Sappiyr (Strong's Concordance #H5601) is the Hebrew word used for the seventh stone that adorned Lucifer (Ezekiel 28:13). Five of our ten comparison translations render the word as "sapphire," with three others (ESV, HCSB and NIV) stating the stone could also be a lapis lazuli. The NASB translates the word directly as "lapis lazuli" while the NLT renders it "blue lapis lazuli."
Even though one of the stones that adorned Lucifer is likely a sapphire, the middle stone in the second row of the High Priest's breastplate likely is not. Please see our entry for the lapis lazuli for more information. The Greek word sappheiros (Strong's #G4552) is used for the gemstone composing the second foundation in the New Jerusalem (Revelation 21:19). All ten Bibles in this series translate the word as "sapphire."
In modern times, sapphires are not only used in jewelry but also for scientific instruments, impact resistant windows and the inner workings of wristwatches.
Sapphires, in ancient times, were believed not only to be an antidote against poison but also a powerful charm that protected the wearer from fever (Diamonds, Pearls and Precious Stones, page 60).
Sapphires were thought to protect kings from harm.
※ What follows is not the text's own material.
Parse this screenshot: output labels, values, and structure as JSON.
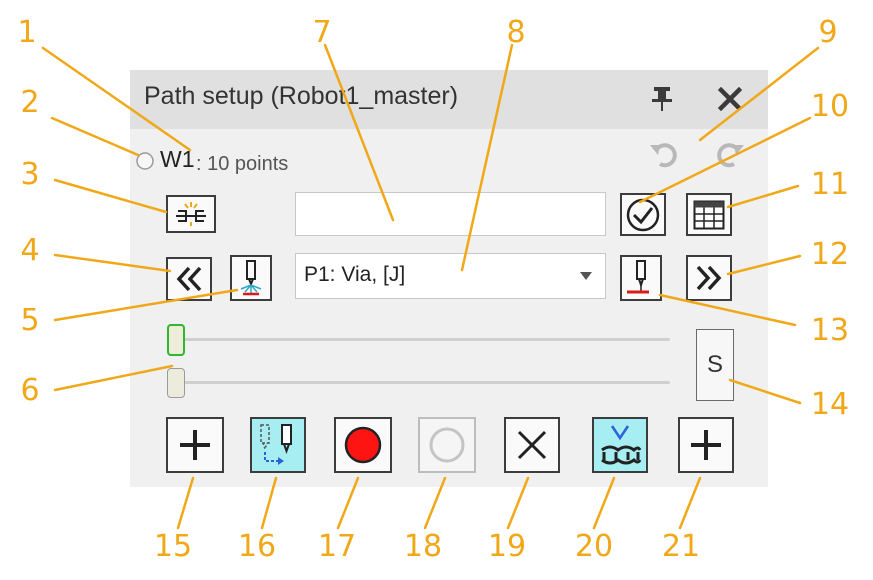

Those who wore the gemstone also did so because it was thought not only to protect them from envy but also to grant them favor with God. Those who were necromancers (who used black magic to trick others they were contacting the dead) highly valued this stone for its believed power to enable them to hear and understand obscure oracles (Curious Lore of Precious Stones, page 104 - 105).
The word used to refer to the second stone that decorated Lucifer (Ezekiel 28:13) is called in the Hebrew pitdah (Strong's #H6357). Nine out of the ten translations used in the series translate pitdah in this verse as topaz, while the NLT calls it "a pale green peridot." The second stone listed in the High Priest's breastplate (Exodus 28:17) also uses the word pitdah. In this verse, however, it is likely referring to the peridot gemstone. Please see our section on the peridot stone for more information.
The stone composing the ninth foundation in the New Jerusalem (Revelation 21:20) is referred in the Greek as topazion (Strong's #G5116). Both Strong's Concordance and Thayer's lexicon translate the word as "topaz" but also state in might be our modern chrysolite. All ten of the Bibles used for comparison purposes in this series translate the word as "topaz."
Topaz has been sought after and collected since ancient times for their stunning clearness and transparency.
Wearing a topaz with the image of a falcon engraved on it was said to bring goodwill from kings and princes. It was also thought to stop the discharge of fluid from eyes that were diseased (Curious Lore of Precious Stones, pages 133, 312).
The first gemstone listed in the second row of the breastplate (Exodus 28:18) is the Hebrew word nophek (Strong's #H5306). As stated in our entry for carbuncles, this likely refers to a precious stone known as a red garnet. However, the possibility exists that this word could be rendered as "turquoise" given that six out of the ten Scripture versions used for comparison purposes in this series translate it as such. The same six out of ten versions of Holy writ also translate nophek, stated as the eighth stone which adorned the symbolic King of Tyre (Ezekiel 28:13), as "turquoise."
The English word "turquoise" actually comes from the French word for Turkey (Turks or Turkish), which was believed to be the location from which it was found and sent to Europe.
According to a USGS article on this precious stone, a robin's egg blue version of this stone was worn by Aztec kings and the Pharaohs of Egypt. This gem is believed to have been one of the first ones used by man. Two of the oldest known areas for mining this stone are the Alimersai Mountain in Iran and in Egypt's Sinai Peninsula. In modern times, the United States is the world's largest producer of gem-quality turquoise.
In the early seventeenth century it was stated that no Englishman (women rarely wore the gem) considered his hand "well adorned" unless he wore on it a quality turquoise stone (Curious Lore of Precious Stones, page 111).
It was once believed that these stones, like diamonds, possessed talisman-like powers. These powers, however, only manifested themselves if the stone was received as a gift. If the gem were bought, however, the "spirit" which was believed to give it its power would leave the stone and render it useless (Curious Lore of Precious Stones, page 73).
Turquoise was believed to protect the wearer if he or she fell and to signal an approaching disaster by breaking into several pieces. Horses that wore the stone were protected from the bad effects of drinking cold water after exertion (ibid. page 109).
Skepticism regarding the seeming magical powers of stones has been voiced throughout history. One such example occurred during the reign of Emperor Charles V (who ruled over the Holy Roman Empire from 1519 to 1556 A.D.). When Charles asked a court jester, "What is the property of the turquoise?" he got the following response.
"'Why,' replied he (the jester), 'if you should happen to fall from a high tower whilst you were wearing a turquoise on your finger, the turquoise would remain unbroken'" (ibid. page 24)